++++ INPUT DATA

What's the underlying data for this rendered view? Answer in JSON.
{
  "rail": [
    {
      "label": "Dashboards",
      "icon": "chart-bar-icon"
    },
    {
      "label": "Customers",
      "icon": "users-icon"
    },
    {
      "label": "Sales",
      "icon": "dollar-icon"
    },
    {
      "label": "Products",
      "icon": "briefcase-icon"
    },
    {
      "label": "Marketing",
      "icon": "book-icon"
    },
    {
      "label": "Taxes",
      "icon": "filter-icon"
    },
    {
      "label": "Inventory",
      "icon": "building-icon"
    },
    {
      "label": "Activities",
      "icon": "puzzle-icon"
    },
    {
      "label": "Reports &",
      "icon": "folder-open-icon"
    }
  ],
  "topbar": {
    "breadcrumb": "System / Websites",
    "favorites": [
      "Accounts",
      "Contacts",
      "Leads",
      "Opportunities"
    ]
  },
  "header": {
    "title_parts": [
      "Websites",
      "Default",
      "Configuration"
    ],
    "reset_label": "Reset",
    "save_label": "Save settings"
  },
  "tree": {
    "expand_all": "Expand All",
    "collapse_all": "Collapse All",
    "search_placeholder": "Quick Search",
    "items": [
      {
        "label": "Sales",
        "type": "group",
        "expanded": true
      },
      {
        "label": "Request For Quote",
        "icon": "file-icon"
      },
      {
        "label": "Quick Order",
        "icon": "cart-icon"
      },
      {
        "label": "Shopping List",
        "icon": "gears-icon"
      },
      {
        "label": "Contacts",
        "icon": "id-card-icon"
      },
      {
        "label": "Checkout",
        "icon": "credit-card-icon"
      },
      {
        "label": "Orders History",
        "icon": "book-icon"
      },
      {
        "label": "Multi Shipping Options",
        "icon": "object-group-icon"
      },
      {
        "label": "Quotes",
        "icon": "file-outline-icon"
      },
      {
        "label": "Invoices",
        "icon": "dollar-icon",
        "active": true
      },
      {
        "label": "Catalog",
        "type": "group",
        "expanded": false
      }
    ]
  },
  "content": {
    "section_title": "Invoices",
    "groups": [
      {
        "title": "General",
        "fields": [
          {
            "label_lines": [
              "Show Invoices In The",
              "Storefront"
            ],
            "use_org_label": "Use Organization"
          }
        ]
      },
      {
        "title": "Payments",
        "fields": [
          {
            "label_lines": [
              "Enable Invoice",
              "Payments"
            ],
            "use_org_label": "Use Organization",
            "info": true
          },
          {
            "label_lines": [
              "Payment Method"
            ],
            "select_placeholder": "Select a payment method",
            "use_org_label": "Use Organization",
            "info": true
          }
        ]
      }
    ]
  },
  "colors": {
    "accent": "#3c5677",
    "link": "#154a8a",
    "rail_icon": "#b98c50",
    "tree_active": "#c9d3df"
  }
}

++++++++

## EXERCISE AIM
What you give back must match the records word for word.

## ANSWER SECTION
What's the underlying data for this rendered view? Answer in JSON.
{
  "rail": [
    {
      "label": "Dashboards",
      "icon": "chart-bar-icon"
    },
    {
      "label": "Customers",
      "icon": "users-icon"
    },
    {
      "label": "Sales",
      "icon": "dollar-icon"
    },
    {
      "label": "Products",
      "icon": "briefcase-icon"
    },
    {
      "label": "Marketing",
      "icon": "book-icon"
    },
    {
      "label": "Taxes",
      "icon": "filter-icon"
    },
    {
      "label": "Inventory",
      "icon": "building-icon"
    },
    {
      "label": "Activities",
      "icon": "puzzle-icon"
    },
    {
      "label": "Reports &",
      "icon": "folder-open-icon"
    }
  ],
  "topbar": {
    "breadcrumb": "System / Websites",
    "favorites": [
      "Accounts",
      "Contacts",
      "Leads",
      "Opportunities"
    ]
  },
  "header": {
    "title_parts": [
      "Websites",
      "Default",
      "Configuration"
    ],
    "reset_label": "Reset",
    "save_label": "Save settings"
  },
  "tree": {
    "expand_all": "Expand All",
    "collapse_all": "Collapse All",
    "search_placeholder": "Quick Search",
    "items": [
      {
        "label": "Sales",
        "type": "group",
        "expanded": true
      },
      {
        "label": "Request For Quote",
        "icon": "file-icon"
      },
      {
        "label": "Quick Order",
        "icon": "cart-icon"
      },
      {
        "label": "Shopping List",
        "icon": "gears-icon"
      },
      {
        "label": "Contacts",
        "icon": "id-card-icon"
      },
      {
        "label": "Checkout",
        "icon": "credit-card-icon"
      },
      {
        "label": "Orders History",
        "icon": "book-icon"
      },
      {
        "label": "Multi Shipping Options",
        "icon": "object-group-icon"
      },
      {
        "label": "Quotes",
        "icon": "file-outline-icon"
      },
      {
        "label": "Invoices",
        "icon": "dollar-icon",
        "active": true
      },
      {
        "label": "Catalog",
        "type": "group",
        "expanded": false
      }
    ]
  },
  "content": {
    "section_title": "Invoices",
    "groups": [
      {
        "title": "General",
        "fields": [
          {
            "label_lines": [
              "Show Invoices In The",
              "Storefront"
            ],
            "use_org_label": "Use Organization"
          }
        ]
      },
      {
        "title": "Payments",
        "fields": [
          {
            "label_lines": [
              "Enable Invoice",
              "Payments"
            ],
            "use_org_label": "Use Organization",
            "info": true
          },
          {
            "label_lines": [
              "Payment Method"
            ],
            "select_placeholder": "Select a payment method",
            "use_org_label": "Use Organization",
            "info": true
          }
        ]
      }
    ]
  },
  "colors": {
    "accent": "#3c5677",
    "link": "#154a8a",
    "rail_icon": "#b98c50",
    "tree_active": "#c9d3df"
  }
}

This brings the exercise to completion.